ASSIGNMENT
Whenever a line below mentions the word "ByLayer", that line should be copied.

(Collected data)
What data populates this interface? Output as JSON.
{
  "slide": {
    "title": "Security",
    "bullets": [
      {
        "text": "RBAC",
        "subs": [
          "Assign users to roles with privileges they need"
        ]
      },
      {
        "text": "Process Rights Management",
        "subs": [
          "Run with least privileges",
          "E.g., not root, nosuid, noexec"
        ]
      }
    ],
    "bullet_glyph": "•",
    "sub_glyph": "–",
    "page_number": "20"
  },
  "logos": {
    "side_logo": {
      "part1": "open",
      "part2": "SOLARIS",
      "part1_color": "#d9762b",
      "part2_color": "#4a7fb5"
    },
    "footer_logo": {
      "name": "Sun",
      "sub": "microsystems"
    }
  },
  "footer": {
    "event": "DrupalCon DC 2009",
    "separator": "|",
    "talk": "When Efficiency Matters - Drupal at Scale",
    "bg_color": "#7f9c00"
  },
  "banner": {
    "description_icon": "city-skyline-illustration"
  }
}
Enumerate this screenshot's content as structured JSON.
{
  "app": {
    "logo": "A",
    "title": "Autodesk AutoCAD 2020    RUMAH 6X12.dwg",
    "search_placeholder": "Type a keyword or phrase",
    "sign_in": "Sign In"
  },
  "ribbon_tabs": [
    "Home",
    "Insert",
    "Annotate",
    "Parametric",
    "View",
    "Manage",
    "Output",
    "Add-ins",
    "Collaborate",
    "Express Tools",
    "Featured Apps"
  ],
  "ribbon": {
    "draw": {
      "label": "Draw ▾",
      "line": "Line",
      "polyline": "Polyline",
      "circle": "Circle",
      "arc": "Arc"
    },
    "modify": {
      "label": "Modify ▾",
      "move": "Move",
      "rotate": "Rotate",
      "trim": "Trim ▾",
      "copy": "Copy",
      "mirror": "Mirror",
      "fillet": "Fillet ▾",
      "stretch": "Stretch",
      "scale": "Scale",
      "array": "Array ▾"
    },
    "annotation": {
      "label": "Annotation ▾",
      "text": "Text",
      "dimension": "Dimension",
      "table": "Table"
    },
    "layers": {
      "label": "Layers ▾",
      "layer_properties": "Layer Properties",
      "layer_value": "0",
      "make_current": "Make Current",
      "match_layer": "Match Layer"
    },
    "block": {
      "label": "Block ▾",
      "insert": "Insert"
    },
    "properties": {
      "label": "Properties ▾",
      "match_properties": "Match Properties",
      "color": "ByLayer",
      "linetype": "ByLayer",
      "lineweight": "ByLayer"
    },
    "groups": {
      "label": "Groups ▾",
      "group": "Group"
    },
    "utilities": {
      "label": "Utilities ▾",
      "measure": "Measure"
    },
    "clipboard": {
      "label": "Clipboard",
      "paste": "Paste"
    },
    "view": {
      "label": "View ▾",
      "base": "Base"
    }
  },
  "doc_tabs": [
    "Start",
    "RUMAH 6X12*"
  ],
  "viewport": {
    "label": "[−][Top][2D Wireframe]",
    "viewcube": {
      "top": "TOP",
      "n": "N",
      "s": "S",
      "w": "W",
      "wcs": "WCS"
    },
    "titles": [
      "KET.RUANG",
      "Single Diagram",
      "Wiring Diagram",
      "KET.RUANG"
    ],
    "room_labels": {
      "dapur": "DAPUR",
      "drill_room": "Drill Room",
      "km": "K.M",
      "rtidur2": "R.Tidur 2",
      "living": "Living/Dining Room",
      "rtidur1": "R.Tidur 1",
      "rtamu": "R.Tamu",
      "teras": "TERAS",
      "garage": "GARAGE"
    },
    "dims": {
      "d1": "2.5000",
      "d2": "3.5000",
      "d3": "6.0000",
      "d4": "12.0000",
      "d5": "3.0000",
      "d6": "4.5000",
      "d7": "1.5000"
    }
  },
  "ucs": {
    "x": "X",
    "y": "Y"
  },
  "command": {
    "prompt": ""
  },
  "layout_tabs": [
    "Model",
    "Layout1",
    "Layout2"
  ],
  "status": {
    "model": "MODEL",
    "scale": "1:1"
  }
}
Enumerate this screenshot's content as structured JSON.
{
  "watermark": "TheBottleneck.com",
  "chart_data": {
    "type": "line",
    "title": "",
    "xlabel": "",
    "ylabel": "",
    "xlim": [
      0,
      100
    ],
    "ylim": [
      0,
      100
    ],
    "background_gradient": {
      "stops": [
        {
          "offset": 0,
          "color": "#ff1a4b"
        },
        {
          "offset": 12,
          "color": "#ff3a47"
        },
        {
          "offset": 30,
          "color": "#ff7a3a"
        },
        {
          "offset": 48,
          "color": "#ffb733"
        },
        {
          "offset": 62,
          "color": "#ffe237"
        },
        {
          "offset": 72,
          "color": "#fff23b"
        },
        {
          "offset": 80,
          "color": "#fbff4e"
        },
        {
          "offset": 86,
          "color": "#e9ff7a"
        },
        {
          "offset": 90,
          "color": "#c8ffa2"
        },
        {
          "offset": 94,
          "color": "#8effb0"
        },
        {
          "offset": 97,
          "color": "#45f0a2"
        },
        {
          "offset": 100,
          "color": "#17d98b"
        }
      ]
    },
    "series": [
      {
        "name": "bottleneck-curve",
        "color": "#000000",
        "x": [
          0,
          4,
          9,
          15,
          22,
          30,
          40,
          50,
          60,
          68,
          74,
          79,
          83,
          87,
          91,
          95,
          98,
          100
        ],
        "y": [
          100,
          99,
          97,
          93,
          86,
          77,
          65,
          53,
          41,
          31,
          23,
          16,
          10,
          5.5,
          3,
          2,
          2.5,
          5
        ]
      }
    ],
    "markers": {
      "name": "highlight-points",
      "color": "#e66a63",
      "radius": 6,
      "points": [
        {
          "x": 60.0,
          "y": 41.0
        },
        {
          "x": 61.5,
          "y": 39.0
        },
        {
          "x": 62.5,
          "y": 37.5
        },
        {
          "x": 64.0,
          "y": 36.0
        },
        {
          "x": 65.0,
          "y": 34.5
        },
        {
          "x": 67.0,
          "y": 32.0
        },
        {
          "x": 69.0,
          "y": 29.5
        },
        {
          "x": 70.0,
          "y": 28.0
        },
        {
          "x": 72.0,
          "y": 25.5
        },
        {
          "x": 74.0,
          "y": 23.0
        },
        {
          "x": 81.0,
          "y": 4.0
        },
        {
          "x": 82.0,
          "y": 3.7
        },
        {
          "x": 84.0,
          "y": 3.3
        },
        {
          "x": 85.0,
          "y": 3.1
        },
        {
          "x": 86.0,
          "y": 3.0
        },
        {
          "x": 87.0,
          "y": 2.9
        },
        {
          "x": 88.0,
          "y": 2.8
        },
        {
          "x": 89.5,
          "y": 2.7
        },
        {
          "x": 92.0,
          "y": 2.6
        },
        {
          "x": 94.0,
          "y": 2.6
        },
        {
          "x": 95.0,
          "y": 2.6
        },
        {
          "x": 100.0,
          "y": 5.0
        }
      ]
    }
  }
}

SOLUTION TO THE PROBLEM
      "color": "ByLayer",
      "linetype": "ByLayer",
      "lineweight": "ByLayer"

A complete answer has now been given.